• [WHAT YOU HAVE TO DO] Output the data verbatim, minus the images.

• [INFORMATION SHOWN]
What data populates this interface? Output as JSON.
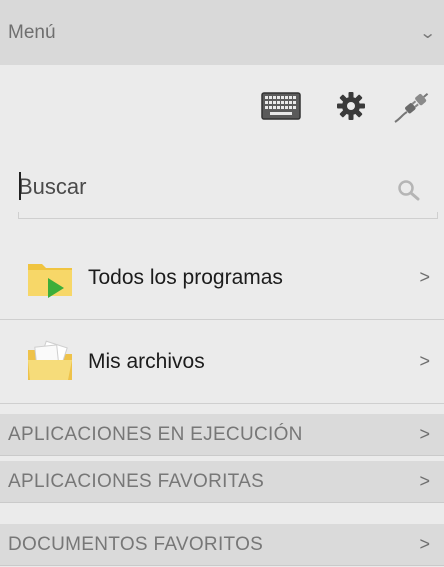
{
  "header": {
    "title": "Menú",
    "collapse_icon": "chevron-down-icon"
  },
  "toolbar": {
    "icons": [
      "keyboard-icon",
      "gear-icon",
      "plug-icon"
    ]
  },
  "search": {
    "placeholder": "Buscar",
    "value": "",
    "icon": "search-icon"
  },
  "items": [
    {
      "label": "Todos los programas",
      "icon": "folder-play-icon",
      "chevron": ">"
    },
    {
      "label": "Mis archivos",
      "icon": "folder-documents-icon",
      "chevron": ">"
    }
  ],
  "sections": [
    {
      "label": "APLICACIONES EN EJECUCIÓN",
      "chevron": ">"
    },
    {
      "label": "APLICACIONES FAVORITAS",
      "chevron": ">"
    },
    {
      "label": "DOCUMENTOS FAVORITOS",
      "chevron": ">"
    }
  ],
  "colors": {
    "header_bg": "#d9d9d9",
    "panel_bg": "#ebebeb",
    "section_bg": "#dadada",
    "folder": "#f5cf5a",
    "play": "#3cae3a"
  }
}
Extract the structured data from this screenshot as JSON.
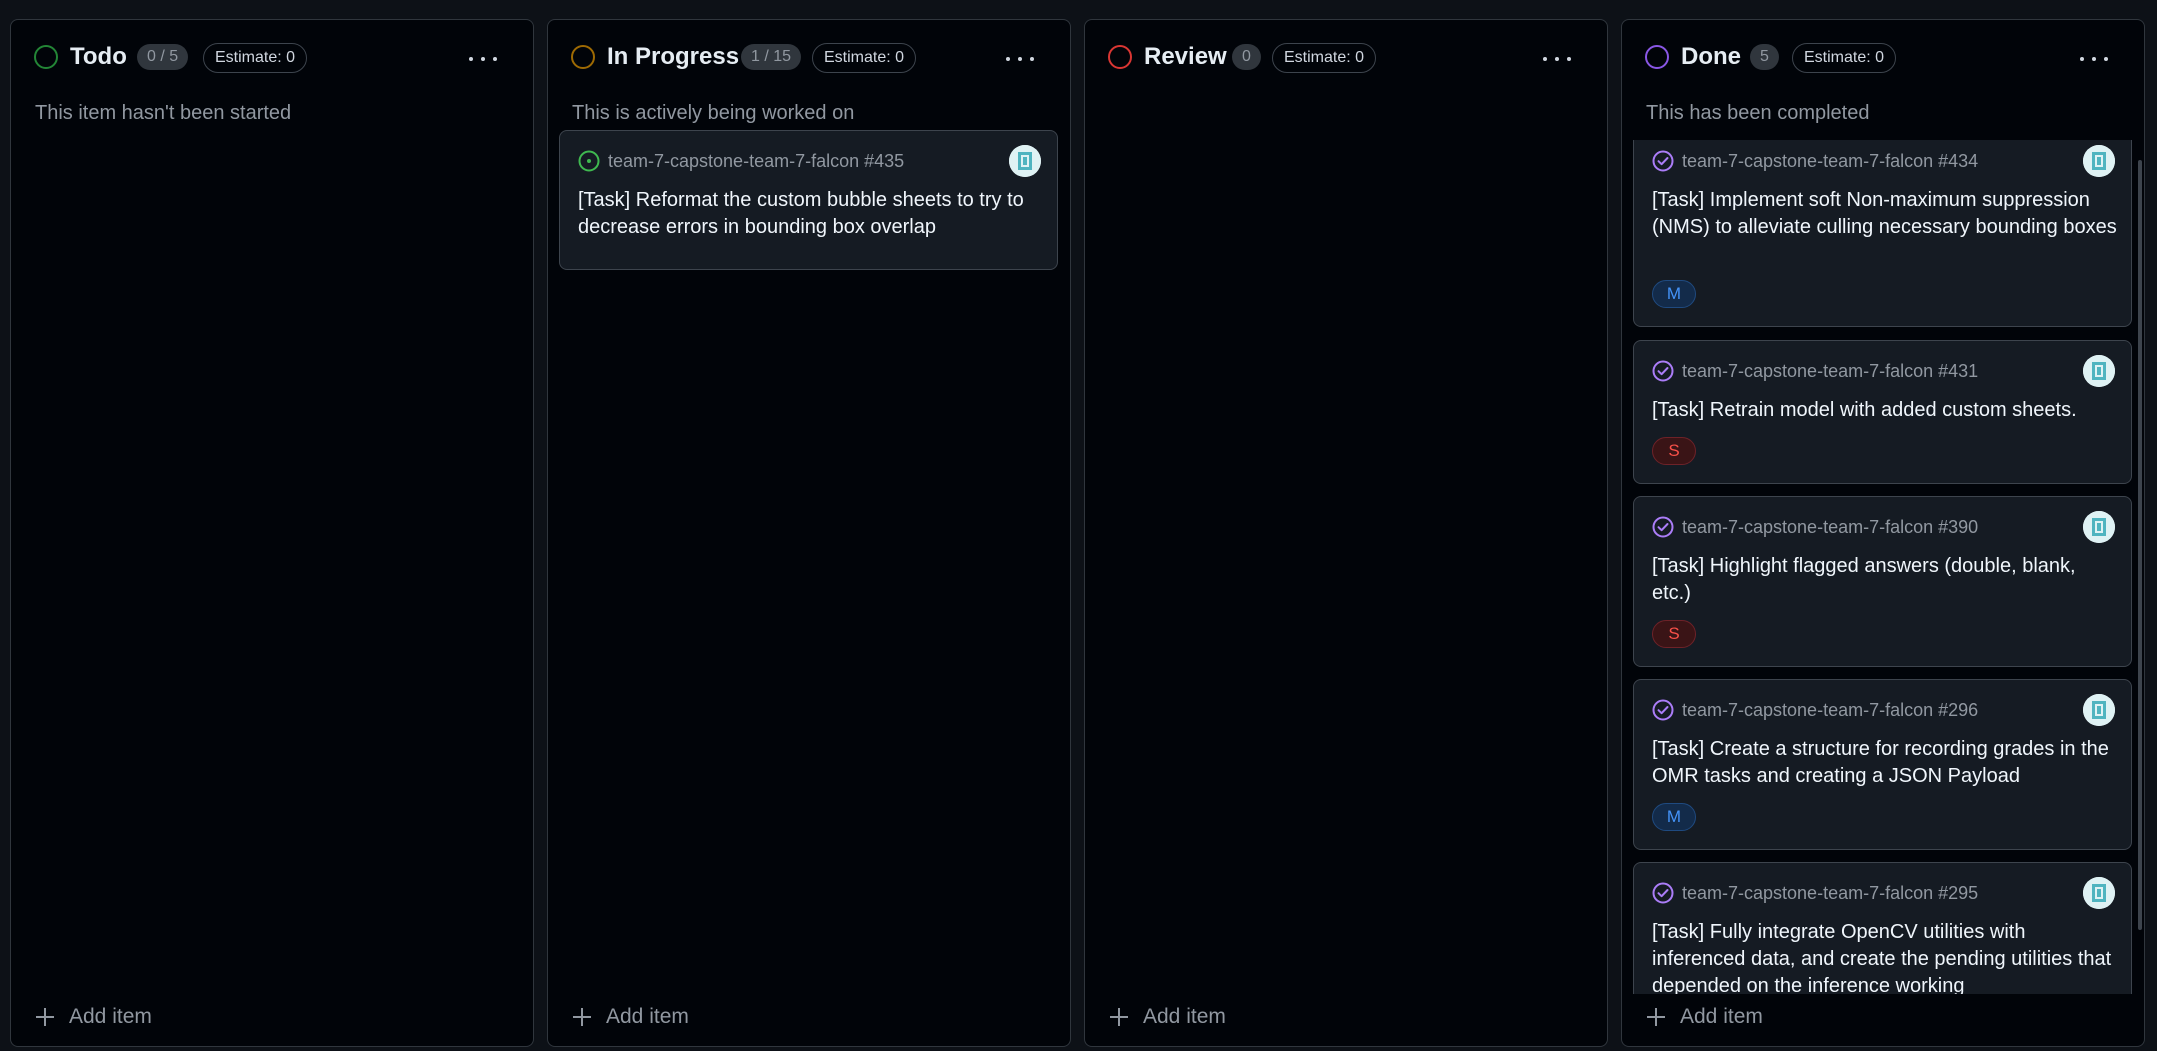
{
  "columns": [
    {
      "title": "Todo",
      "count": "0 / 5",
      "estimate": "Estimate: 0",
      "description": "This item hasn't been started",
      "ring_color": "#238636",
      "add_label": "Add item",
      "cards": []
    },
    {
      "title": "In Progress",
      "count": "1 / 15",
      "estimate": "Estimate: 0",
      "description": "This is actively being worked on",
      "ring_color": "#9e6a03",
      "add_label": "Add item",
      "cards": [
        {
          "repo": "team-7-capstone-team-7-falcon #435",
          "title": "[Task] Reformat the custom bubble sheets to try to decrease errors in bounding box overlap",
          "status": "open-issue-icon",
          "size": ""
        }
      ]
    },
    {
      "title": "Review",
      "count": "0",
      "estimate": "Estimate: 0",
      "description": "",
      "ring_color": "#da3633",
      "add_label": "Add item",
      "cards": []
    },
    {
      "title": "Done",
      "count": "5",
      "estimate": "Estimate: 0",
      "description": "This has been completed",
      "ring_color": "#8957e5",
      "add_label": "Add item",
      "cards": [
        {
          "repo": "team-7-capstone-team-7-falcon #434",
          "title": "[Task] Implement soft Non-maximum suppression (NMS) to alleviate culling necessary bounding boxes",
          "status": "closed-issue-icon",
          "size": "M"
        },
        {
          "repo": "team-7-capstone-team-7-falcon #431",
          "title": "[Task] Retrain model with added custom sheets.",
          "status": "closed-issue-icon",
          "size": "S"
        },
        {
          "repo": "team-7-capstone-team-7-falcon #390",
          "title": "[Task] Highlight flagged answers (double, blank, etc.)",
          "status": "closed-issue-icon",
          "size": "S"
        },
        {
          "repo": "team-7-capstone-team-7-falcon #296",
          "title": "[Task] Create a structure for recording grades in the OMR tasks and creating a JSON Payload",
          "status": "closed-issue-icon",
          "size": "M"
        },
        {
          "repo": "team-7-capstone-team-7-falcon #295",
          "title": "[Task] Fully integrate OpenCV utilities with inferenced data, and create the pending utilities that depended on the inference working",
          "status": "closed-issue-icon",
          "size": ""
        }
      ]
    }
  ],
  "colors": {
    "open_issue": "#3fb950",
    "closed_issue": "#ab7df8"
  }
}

• [RESPONSE TO THE TASK]
What data populates this interface? Output as JSON.
{
  "header": {
    "title": "Menú",
    "collapse_icon": "chevron-down-icon"
  },
  "toolbar": {
    "icons": [
      "keyboard-icon",
      "gear-icon",
      "plug-icon"
    ]
  },
  "search": {
    "placeholder": "Buscar",
    "value": "",
    "icon": "search-icon"
  },
  "items": [
    {
      "label": "Todos los programas",
      "icon": "folder-play-icon",
      "chevron": ">"
    },
    {
      "label": "Mis archivos",
      "icon": "folder-documents-icon",
      "chevron": ">"
    }
  ],
  "sections": [
    {
      "label": "APLICACIONES EN EJECUCIÓN",
      "chevron": ">"
    },
    {
      "label": "APLICACIONES FAVORITAS",
      "chevron": ">"
    },
    {
      "label": "DOCUMENTOS FAVORITOS",
      "chevron": ">"
    }
  ],
  "colors": {
    "header_bg": "#d9d9d9",
    "panel_bg": "#ebebeb",
    "section_bg": "#dadada",
    "folder": "#f5cf5a",
    "play": "#3cae3a"
  }
}
Extract the structured data from this screenshot as JSON.
{
  "columns": [
    {
      "title": "Todo",
      "count": "0 / 5",
      "estimate": "Estimate: 0",
      "description": "This item hasn't been started",
      "ring_color": "#238636",
      "add_label": "Add item",
      "cards": []
    },
    {
      "title": "In Progress",
      "count": "1 / 15",
      "estimate": "Estimate: 0",
      "description": "This is actively being worked on",
      "ring_color": "#9e6a03",
      "add_label": "Add item",
      "cards": [
        {
          "repo": "team-7-capstone-team-7-falcon #435",
          "title": "[Task] Reformat the custom bubble sheets to try to decrease errors in bounding box overlap",
          "status": "open-issue-icon",
          "size": ""
        }
      ]
    },
    {
      "title": "Review",
      "count": "0",
      "estimate": "Estimate: 0",
      "description": "",
      "ring_color": "#da3633",
      "add_label": "Add item",
      "cards": []
    },
    {
      "title": "Done",
      "count": "5",
      "estimate": "Estimate: 0",
      "description": "This has been completed",
      "ring_color": "#8957e5",
      "add_label": "Add item",
      "cards": [
        {
          "repo": "team-7-capstone-team-7-falcon #434",
          "title": "[Task] Implement soft Non-maximum suppression (NMS) to alleviate culling necessary bounding boxes",
          "status": "closed-issue-icon",
          "size": "M"
        },
        {
          "repo": "team-7-capstone-team-7-falcon #431",
          "title": "[Task] Retrain model with added custom sheets.",
          "status": "closed-issue-icon",
          "size": "S"
        },
        {
          "repo": "team-7-capstone-team-7-falcon #390",
          "title": "[Task] Highlight flagged answers (double, blank, etc.)",
          "status": "closed-issue-icon",
          "size": "S"
        },
        {
          "repo": "team-7-capstone-team-7-falcon #296",
          "title": "[Task] Create a structure for recording grades in the OMR tasks and creating a JSON Payload",
          "status": "closed-issue-icon",
          "size": "M"
        },
        {
          "repo": "team-7-capstone-team-7-falcon #295",
          "title": "[Task] Fully integrate OpenCV utilities with inferenced data, and create the pending utilities that depended on the inference working",
          "status": "closed-issue-icon",
          "size": ""
        }
      ]
    }
  ],
  "colors": {
    "open_issue": "#3fb950",
    "closed_issue": "#ab7df8"
  }
}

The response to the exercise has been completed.